Refund of rental bonds

July 28, 2017

Urban drift has caused significant pressure on residential housing in urban areas of Fiji over the years. There is an insufficient supply of houses in the market to meet the increased demand for accommodation. Consequently, housing prices have increased to such an extent that it is no longer possible for many people to purchase their own home. Instead, people resort to renting suitable accommodation, causing rental charges to also increase significantly.

The Consumer Council of Fiji has over the years recorded a high number of tenancy complaints and always appears on out top ten complaints list. One common issue, as far as landlord and tenancy is concerned, is the non-refund of bond money paid to landlords.

Rental bond is an amount of money paid by a tenant as a form of security for the landlord against any future breaches of the tenancy agreement. The maximum rental bond that is usually acceptable is a month’s rent. The amount of bond that is to be paid should be written on the agreement. The rental bond can be used by the landlords to cater for the damages done to the rented premises, unpaid utility bills by the tenants, and any rental accrues at the time of vacating the premises. Should there be damages of any sort to the premises, the landlord can deduct the costs of repairs from the bond money. However, if the flat has not been damaged in any way, the landlord must refund the full bond money to the tenant. Sadly this was not the case in Rahul’s situation.

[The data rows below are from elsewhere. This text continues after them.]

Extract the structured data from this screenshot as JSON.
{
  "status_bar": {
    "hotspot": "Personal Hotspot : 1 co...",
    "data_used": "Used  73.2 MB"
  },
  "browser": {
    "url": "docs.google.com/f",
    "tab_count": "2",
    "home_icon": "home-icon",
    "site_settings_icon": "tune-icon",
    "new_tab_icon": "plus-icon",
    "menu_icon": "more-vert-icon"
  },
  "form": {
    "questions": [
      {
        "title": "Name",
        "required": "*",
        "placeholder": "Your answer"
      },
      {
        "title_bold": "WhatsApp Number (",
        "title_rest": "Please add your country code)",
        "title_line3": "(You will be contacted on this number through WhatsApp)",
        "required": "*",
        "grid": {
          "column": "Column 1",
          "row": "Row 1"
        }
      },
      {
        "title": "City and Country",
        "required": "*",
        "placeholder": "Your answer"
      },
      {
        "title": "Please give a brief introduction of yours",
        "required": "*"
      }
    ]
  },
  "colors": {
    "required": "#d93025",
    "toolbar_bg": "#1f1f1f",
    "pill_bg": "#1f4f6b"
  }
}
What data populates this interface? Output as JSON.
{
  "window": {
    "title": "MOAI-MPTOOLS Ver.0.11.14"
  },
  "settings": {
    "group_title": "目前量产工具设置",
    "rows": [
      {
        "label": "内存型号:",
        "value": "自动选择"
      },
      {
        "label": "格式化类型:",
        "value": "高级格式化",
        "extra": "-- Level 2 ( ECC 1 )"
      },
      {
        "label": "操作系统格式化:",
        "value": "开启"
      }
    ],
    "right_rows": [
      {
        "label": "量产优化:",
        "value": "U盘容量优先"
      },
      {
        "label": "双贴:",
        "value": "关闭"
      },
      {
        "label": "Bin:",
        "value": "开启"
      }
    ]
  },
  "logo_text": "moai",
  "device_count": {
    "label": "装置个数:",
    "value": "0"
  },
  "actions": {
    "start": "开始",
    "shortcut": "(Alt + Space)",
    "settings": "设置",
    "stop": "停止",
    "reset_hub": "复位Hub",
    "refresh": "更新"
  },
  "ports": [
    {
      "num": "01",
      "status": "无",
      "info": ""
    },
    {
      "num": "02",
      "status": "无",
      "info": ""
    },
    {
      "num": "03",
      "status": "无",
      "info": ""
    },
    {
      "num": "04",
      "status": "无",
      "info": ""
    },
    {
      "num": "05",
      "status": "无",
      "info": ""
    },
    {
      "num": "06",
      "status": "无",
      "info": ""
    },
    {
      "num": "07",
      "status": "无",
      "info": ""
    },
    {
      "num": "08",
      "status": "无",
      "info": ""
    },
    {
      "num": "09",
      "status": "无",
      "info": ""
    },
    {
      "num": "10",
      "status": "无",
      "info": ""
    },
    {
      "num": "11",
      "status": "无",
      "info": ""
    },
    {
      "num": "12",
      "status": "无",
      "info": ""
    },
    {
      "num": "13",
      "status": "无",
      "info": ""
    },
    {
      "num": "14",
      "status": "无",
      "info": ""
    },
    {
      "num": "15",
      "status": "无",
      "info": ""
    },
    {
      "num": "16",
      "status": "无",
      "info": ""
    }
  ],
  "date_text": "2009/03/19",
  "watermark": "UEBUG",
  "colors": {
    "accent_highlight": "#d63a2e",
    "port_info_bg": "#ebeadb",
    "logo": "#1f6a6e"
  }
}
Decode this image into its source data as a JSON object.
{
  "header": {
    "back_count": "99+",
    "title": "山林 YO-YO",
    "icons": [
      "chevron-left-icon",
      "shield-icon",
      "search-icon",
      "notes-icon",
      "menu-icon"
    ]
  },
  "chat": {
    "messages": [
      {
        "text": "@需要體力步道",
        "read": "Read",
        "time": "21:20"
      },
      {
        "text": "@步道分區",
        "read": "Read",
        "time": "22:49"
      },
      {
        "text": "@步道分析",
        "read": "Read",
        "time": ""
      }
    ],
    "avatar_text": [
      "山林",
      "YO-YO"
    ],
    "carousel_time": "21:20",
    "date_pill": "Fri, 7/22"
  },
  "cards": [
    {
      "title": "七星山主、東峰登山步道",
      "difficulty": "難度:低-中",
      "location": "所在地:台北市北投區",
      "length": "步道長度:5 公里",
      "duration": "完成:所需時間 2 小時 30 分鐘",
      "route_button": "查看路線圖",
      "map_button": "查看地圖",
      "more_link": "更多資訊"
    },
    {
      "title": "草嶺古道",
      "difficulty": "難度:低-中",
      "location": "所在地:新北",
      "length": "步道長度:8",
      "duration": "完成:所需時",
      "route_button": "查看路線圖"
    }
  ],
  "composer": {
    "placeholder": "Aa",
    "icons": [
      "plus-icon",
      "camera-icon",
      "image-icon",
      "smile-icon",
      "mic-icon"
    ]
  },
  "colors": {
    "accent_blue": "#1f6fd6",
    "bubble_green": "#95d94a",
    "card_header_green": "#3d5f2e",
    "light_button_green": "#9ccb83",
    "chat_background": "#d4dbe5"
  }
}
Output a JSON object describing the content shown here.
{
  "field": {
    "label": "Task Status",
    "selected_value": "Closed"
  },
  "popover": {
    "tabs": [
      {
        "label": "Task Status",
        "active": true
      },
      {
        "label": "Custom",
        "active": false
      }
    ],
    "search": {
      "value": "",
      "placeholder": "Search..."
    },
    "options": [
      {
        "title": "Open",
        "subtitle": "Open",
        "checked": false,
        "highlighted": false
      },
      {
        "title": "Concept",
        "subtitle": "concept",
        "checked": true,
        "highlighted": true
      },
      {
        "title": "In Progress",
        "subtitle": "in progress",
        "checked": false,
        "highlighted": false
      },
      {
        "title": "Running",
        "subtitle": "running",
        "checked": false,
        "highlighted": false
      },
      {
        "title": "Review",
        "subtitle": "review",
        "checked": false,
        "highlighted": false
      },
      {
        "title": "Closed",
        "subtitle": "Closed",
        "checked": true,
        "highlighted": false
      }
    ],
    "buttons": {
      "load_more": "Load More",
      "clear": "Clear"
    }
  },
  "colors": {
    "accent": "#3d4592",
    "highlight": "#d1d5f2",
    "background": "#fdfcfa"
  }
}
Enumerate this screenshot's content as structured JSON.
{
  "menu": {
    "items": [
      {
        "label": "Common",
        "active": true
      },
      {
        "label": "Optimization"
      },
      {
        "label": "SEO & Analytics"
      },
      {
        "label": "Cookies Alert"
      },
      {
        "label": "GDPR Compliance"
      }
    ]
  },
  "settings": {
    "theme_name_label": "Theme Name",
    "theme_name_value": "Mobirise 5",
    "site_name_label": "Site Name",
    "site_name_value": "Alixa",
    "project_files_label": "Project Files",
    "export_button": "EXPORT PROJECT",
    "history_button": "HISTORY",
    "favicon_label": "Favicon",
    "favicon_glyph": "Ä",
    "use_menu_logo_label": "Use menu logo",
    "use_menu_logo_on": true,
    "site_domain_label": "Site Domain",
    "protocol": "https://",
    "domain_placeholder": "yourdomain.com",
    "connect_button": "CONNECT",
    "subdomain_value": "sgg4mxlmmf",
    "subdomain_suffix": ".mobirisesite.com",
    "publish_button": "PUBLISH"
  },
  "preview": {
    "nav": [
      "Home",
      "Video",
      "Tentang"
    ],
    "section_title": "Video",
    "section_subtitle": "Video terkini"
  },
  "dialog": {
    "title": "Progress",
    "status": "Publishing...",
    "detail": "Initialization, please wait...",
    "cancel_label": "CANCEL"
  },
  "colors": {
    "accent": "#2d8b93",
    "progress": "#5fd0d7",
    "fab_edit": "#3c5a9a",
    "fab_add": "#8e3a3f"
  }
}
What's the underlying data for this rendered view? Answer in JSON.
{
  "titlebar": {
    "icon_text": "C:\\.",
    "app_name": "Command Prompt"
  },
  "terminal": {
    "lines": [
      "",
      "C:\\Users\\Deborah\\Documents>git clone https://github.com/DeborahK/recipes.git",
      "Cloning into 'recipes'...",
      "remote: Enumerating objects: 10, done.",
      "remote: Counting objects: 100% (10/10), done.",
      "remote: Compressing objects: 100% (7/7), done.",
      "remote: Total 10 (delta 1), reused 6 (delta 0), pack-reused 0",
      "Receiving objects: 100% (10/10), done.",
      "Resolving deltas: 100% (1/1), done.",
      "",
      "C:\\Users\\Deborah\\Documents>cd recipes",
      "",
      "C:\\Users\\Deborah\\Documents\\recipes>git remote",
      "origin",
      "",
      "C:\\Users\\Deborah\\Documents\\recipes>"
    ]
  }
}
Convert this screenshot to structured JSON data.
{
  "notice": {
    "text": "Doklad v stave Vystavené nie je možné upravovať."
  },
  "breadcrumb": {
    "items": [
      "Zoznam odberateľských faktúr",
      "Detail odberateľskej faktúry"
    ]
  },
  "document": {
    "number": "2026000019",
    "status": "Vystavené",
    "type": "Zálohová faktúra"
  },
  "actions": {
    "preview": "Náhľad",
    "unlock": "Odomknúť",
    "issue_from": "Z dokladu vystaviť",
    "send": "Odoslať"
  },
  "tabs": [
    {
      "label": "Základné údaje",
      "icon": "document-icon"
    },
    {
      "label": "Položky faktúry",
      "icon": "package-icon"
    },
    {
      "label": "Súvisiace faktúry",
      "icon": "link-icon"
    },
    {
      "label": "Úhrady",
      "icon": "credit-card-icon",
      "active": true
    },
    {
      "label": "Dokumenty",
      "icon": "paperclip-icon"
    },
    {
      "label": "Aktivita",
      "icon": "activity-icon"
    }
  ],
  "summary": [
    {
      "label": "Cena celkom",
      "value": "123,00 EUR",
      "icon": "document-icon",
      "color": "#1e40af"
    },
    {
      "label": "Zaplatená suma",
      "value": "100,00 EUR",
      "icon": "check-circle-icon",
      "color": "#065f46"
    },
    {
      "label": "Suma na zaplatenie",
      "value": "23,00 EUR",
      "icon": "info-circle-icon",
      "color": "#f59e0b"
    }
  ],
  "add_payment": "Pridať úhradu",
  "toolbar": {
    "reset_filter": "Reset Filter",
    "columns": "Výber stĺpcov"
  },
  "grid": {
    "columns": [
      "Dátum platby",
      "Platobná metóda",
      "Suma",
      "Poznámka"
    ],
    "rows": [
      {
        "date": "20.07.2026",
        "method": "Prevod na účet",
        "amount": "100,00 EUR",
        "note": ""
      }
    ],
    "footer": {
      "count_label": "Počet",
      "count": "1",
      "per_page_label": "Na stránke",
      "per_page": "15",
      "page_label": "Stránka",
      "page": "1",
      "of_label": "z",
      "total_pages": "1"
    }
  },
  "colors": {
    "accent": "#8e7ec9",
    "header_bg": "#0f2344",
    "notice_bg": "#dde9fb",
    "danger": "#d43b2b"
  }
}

Rahul had, through a real estate agent, secured a flat for himself. He had paid the first month’s rent to the agent together with the refundable bond money which amounted to $2000. The agent then handed the money over to the landlord after deducting his commission. Rahul soon moved into his new flat. After a few months, he decided to move out of the flat. Given that the flat was still in the same condition as to when he had first started renting in it, Rahul expected a full refund of the bond money.

Due to some misunderstanding, the landlord refused to refund the bond money stating that the bond was paid to the real estate agent and therefore, the agent should refund the bond. Rahul lodged his complaint with the Council. The Council’s investigation revealed that $2000 was paid to the real estate agent who then handed the money over to the landlord after deducting his commission. Unfortunately, the landlord was adamant that the bond money should be recovered from the real estate agent. Rahul then decided to take the matter to Small Claims Tribunal for further action.

At the end of the tenancy after the final inspection of the premises by the landlord or agent, the bond money should be refunded. If there is a dispute regarding the condition of the premises or any rental or other arrears, the refund of bond money may be a disputed matter.

There are few things a Consumer must be aware of when renting a property.

First and foremost, there should be a written agreement prepared by the landlord and signed by the new tenant. It is crucial that the tenant must be given the time to read and understand the tenancy agreement before he/she is asked to sign. Additional terms may be added to the agreement so long as they do not breach any provisions of the residential tenancy laws. Any such terms are not binding or enforceable, even though the tenant may sign the agreement.

Moreover, tenants must always take photos of the premises they intend to rent prior to its occupation. This will assist them in getting the rental bond refunded at the time of vacating the premises. If there are any repair work that needs to be done by the landlord prior to the occupation of the premises, the tenant must note down those repairs and get it signed by the landlord.

In addition, a written notice of approximately 30 calendar days must always be given to either party if a tenancy agreement is to be ended. The notice of termination must:

  • Be in writing;
  • State the address of the premises;
  • Be signed and dated;
  • Allow the required period of time;
  • Give the date on which the tenant intends to, or is;
  • Requested to move out; and give reasons for ending the agreement (if any).

It is important to take note that the notice period is counted from the day the notice is served. The tenant can also write to the landlord for extension of stay before the 30 days’ notice expires.

Consumers who have complaints in relation to landlord and tenancy are advised to lodge their complaints with the Council on its National Consumer Helpline Toll Free Number 155.